Please see the following evaluation by Arghya Sengupta:
“I have closely read the judgment and having been part of the case might be able to help in decoding some of the legalese.
1. The judges have unanimously held privacy to be part of personal liberty that we enjoy under Article 21 of the Constitution.
2. This essentially entails the recognition that an individual ought to be free to decide for himself/ herself in critical matters without interference from others/ state.
3. The question which will then arise is: What are these critical matters?
4. Though the answer to this will develop on a case-by-case basis, one of the judges Justice Chelameswar, says on p. 303 (of the pdf; p. 37 of his opinion), that one such matter is an individual’s decision to refusal to prolong treatment and terminate one’s life.

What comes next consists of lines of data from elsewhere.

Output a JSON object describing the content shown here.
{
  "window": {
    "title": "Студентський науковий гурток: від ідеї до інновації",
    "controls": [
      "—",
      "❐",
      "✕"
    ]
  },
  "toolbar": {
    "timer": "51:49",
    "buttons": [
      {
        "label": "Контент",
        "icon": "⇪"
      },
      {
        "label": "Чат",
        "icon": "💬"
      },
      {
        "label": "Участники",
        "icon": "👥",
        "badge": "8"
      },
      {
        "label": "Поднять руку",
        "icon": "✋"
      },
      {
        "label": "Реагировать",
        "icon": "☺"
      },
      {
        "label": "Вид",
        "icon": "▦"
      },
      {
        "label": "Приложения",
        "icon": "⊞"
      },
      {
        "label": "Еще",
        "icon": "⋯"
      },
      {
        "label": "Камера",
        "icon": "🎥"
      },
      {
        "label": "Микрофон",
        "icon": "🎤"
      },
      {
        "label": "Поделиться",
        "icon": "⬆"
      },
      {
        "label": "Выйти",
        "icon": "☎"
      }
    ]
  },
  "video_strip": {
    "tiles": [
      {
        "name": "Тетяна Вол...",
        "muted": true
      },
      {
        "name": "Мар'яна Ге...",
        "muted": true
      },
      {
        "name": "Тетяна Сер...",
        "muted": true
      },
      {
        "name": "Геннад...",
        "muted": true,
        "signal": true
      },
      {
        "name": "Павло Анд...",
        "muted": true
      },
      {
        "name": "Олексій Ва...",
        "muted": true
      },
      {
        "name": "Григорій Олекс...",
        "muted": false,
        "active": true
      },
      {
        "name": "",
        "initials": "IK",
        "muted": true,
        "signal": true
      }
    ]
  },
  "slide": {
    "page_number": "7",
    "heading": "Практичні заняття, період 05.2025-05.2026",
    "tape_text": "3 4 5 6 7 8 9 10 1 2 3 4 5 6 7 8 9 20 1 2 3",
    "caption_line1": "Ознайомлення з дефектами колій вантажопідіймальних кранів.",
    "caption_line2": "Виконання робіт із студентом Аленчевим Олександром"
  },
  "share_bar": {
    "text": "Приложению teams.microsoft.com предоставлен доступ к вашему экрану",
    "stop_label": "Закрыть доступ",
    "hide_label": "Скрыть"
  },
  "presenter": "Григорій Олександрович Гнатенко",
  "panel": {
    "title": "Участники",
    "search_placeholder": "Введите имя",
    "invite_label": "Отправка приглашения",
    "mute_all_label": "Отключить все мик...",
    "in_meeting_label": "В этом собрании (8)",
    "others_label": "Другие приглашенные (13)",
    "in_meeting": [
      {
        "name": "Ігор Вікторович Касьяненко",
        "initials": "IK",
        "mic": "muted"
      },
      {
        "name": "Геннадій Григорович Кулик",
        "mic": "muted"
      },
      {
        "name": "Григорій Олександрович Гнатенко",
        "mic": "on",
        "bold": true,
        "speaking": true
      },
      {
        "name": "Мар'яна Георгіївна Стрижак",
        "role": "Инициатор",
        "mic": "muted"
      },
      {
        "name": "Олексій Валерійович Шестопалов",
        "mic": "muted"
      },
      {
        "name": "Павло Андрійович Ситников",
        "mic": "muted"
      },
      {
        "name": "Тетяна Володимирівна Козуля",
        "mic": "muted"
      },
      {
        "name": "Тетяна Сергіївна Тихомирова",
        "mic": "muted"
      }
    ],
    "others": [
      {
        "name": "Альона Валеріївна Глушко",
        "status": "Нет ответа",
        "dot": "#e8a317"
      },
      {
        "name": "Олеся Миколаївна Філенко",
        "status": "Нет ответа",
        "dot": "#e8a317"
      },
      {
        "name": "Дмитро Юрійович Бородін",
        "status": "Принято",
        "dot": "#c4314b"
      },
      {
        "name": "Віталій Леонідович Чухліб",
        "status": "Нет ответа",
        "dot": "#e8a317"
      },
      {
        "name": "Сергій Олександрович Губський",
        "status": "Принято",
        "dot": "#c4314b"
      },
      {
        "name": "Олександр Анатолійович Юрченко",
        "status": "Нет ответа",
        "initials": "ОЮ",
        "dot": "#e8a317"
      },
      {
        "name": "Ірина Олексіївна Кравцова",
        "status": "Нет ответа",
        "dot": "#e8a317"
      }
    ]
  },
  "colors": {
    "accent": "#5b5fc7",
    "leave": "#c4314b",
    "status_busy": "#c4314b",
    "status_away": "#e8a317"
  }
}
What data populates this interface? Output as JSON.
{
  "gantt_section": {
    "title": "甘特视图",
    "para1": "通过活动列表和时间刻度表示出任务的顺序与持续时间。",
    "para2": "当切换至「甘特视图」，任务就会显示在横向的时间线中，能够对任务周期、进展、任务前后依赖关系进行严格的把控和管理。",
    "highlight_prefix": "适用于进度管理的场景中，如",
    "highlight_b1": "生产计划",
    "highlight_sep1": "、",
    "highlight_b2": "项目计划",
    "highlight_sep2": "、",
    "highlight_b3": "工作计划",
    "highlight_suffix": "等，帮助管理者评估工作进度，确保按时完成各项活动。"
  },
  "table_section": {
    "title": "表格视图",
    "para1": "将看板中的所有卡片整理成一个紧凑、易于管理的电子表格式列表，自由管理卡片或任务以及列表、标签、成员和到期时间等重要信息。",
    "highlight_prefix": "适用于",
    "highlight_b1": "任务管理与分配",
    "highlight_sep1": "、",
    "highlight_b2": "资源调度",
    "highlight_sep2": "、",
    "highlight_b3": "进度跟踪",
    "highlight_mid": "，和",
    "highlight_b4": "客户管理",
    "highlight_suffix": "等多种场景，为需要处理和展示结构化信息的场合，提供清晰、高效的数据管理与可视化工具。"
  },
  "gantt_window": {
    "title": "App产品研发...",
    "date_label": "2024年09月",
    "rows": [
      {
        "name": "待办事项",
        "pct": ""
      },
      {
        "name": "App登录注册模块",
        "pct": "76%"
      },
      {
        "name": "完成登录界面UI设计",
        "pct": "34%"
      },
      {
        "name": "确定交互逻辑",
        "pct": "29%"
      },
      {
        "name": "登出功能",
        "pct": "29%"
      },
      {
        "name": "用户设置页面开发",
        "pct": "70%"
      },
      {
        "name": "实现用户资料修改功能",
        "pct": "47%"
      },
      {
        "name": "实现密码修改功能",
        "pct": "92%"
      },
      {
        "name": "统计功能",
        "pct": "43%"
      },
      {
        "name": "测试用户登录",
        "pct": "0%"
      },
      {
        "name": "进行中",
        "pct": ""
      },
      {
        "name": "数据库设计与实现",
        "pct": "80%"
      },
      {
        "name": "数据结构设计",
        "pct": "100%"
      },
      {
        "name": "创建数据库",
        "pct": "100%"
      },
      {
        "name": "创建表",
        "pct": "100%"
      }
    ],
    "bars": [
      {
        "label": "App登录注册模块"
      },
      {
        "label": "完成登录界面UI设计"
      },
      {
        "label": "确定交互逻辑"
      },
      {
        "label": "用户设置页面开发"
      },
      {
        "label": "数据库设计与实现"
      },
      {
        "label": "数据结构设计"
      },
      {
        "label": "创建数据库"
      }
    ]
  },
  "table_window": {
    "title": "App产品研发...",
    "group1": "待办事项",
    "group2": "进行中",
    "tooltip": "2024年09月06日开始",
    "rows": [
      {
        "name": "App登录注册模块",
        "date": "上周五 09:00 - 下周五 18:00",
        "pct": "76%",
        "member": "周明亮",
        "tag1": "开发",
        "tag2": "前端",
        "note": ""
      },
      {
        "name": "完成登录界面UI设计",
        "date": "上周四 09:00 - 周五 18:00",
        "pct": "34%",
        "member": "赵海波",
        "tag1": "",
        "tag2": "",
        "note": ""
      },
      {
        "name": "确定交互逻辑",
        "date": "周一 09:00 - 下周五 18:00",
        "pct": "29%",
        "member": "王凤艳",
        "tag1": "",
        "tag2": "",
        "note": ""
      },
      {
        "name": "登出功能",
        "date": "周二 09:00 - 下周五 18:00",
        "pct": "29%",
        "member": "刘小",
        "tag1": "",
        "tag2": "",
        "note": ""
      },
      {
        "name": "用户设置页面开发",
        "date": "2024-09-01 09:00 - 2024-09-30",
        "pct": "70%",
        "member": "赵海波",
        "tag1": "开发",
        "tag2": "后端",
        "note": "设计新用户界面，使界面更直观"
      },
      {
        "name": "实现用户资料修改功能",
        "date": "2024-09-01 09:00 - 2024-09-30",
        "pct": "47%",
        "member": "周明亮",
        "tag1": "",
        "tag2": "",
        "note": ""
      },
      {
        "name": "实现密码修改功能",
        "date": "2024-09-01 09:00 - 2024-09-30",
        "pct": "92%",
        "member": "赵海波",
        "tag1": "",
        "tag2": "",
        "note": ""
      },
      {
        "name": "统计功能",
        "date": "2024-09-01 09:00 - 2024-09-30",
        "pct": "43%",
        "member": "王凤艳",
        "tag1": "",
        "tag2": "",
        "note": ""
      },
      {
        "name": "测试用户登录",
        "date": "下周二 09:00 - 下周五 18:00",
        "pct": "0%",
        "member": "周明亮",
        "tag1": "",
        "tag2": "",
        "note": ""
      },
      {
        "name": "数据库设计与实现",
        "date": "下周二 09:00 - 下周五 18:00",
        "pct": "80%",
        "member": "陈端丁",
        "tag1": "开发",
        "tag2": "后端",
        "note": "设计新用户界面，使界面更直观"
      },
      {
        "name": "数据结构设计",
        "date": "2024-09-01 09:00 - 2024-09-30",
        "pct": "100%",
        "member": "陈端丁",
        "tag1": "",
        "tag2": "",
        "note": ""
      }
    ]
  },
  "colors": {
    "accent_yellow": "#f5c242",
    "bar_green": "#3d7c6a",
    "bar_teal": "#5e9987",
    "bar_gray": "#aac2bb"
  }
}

5. While this is not binding law, it provides a strong argument which can be used when the matter is next taken up, either legislatively or in court, that the right to privacy ought to extend to the individual’s decision to refuse to prolong treatment. However it should be noted that the right claimed is not absolute and is subject to reasonable restrictions. To assess whether any restriction by the State on the right to refuse to prolong treatment will be reasonable, will depend on the exact nature of the restriction in that case.
So overall, the judgment on the whole, and the specific reference to the refusal to prolong treatment, are both encouraging developments. Trust this clarifies.”
Thank you Mr Sengupta for this erudite evaluation.
Source: Pallium Kulasekharam